Classes are broken down into three components – an informational section where students learn about the products they’re working with, the hand-on cooking, and then a 3-course meal where everyone enjoys the fruits of their labour. “We all gather around a large communal table and dine together on the delightful goodies we’ve made in the class. I love this part, it’s so neat to watch folks who did not know each other before the class find common bonds and points of interest over a meal. I’ve always loved how food connects us all, no matter what our background, all celebrations and gatherings revolve around food.”

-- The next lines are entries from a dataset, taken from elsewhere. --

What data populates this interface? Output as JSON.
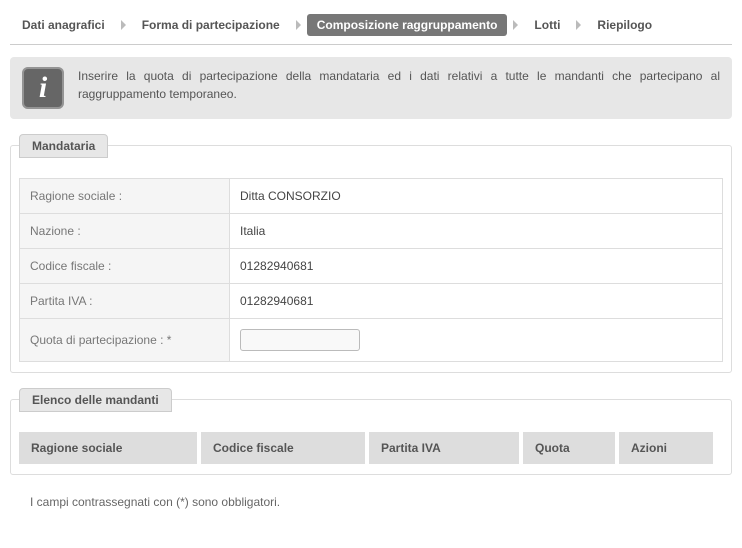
{
  "breadcrumb": {
    "s1": "Dati anagrafici",
    "s2": "Forma di partecipazione",
    "s3": "Composizione raggruppamento",
    "s4": "Lotti",
    "s5": "Riepilogo"
  },
  "info": {
    "text": "Inserire la quota di partecipazione della mandataria ed i dati relativi a tutte le mandanti che partecipano al raggruppamento temporaneo."
  },
  "mandataria": {
    "legend": "Mandataria",
    "rows": {
      "ragione_sociale": {
        "label": "Ragione sociale :",
        "value": "Ditta CONSORZIO"
      },
      "nazione": {
        "label": "Nazione :",
        "value": "Italia"
      },
      "codice_fiscale": {
        "label": "Codice fiscale :",
        "value": "01282940681"
      },
      "partita_iva": {
        "label": "Partita IVA :",
        "value": "01282940681"
      },
      "quota": {
        "label": "Quota di partecipazione : *",
        "value": ""
      }
    }
  },
  "mandanti": {
    "legend": "Elenco delle mandanti",
    "headers": {
      "c1": "Ragione sociale",
      "c2": "Codice fiscale",
      "c3": "Partita IVA",
      "c4": "Quota",
      "c5": "Azioni"
    }
  },
  "footnote": "I campi contrassegnati con (*) sono obbligatori."
}
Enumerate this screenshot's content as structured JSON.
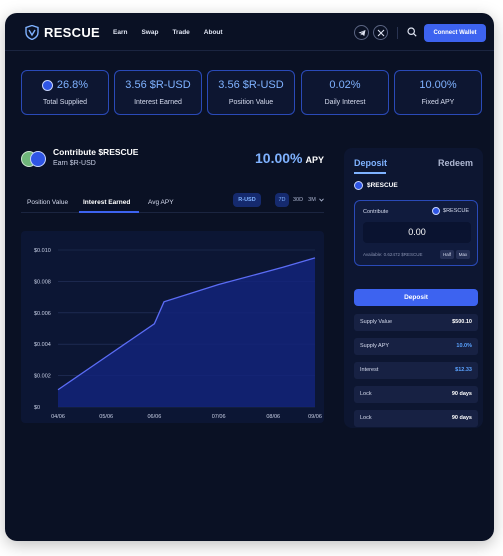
{
  "header": {
    "brand": "RESCUE",
    "nav": [
      "Earn",
      "Swap",
      "Trade",
      "About"
    ],
    "social_icons": [
      "telegram-icon",
      "x-icon"
    ],
    "connect_label": "Connect Wallet"
  },
  "stats": [
    {
      "value": "26.8%",
      "label": "Total Supplied",
      "has_icon": true
    },
    {
      "value": "3.56 $R-USD",
      "label": "Interest Earned"
    },
    {
      "value": "3.56 $R-USD",
      "label": "Position Value"
    },
    {
      "value": "0.02%",
      "label": "Daily Interest"
    },
    {
      "value": "10.00%",
      "label": "Fixed APY"
    }
  ],
  "pool": {
    "title": "Contribute $RESCUE",
    "subtitle": "Earn $R-USD",
    "apy_value": "10.00%",
    "apy_suffix": "APY"
  },
  "tabs": [
    "Position Value",
    "Interest Earned",
    "Avg APY"
  ],
  "active_tab": 1,
  "currency_pill": "R-USD",
  "ranges": [
    "7D",
    "30D",
    "3M"
  ],
  "active_range": 0,
  "chart_data": {
    "type": "area",
    "x": [
      "04/06",
      "05/06",
      "06/06",
      "07/06",
      "08/06",
      "09/06"
    ],
    "series": [
      {
        "values": [
          0.0011,
          0.0032,
          0.0053,
          0.0067,
          0.0078,
          0.0089,
          0.0095
        ]
      }
    ],
    "x_points": [
      0,
      1.5,
      3,
      3.3,
      5,
      7,
      8
    ],
    "x_tick_positions": [
      0,
      1.5,
      3,
      5,
      6.7,
      8
    ],
    "ylim": [
      0,
      0.01
    ],
    "yticks": [
      "$0",
      "$0.002",
      "$0.004",
      "$0.006",
      "$0.008",
      "$0.010"
    ],
    "line_color": "#5b6cf5",
    "fill_color": "#13237a",
    "grid": true
  },
  "deposit_panel": {
    "tab_deposit": "Deposit",
    "tab_redeem": "Redeem",
    "asset": "$RESCUE",
    "contribute_label": "Contribute",
    "contribute_asset": "$RESCUE",
    "amount": "0.00",
    "available": "Available: 0.62472 $RESCUE",
    "half": "Half",
    "max": "Max",
    "deposit_button": "Deposit",
    "rows": [
      {
        "key": "Supply Value",
        "value": "$500.10",
        "highlight": false
      },
      {
        "key": "Supply APY",
        "value": "10.0%",
        "highlight": true
      },
      {
        "key": "Interest",
        "value": "$12.33",
        "highlight": true
      },
      {
        "key": "Lock",
        "value": "90 days",
        "highlight": false
      },
      {
        "key": "Lock",
        "value": "90 days",
        "highlight": false
      }
    ]
  }
}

While the all-Ontario angle definitely makes the Lovin’ Livin’ Local classes stand out in terms of what is offered to students, Mackintosh admits that the unique content of her classes can present a few challenges. “Logistically, local food procurement is difficult,” she explains, “but since we have to tackle that on a day-to-day basis to fill the shelves of our retail space we’ve just learned to be flexible.”
“Some of our challenges are simply not avoidable. Mother Nature will do as she pleases. When our peach farmer calls to say there was a hail storm and he lost most of his ripe crop, and we have peach jam class that week, then we’ll make apricot jam and tell you how to modify it for peach jam. Flexibility is key.”
“Expense can be an issue too,” Mackintosh says. “Our ingredients are farm fresh, local and naturally raised so when you come to a class not only are you getting an evening of great education but also a meal of good, clean, wholesome, locally produced food – and there is a cost to good food. We can’t skimp on ingredients, we can’t skip on talent, and our classes are small so our profit on classes is very small, but we do it because we love to share food and knowledge and we’re setting out to change the way folks eat.”
“Our long term goal is for people to think of Ontario first when they think of feeding themselves and their families.” And for that, an Ontario-specific cooking class is the ideal place to start.
Culinarium’s Lovin’ Livin’ Local Cooking School schedule is available on their website and runs from now until late autumn. Courses may be booked online or by phone. The space is also available for private classes or tasting events.
Image: Lauren Simmons for TasteTO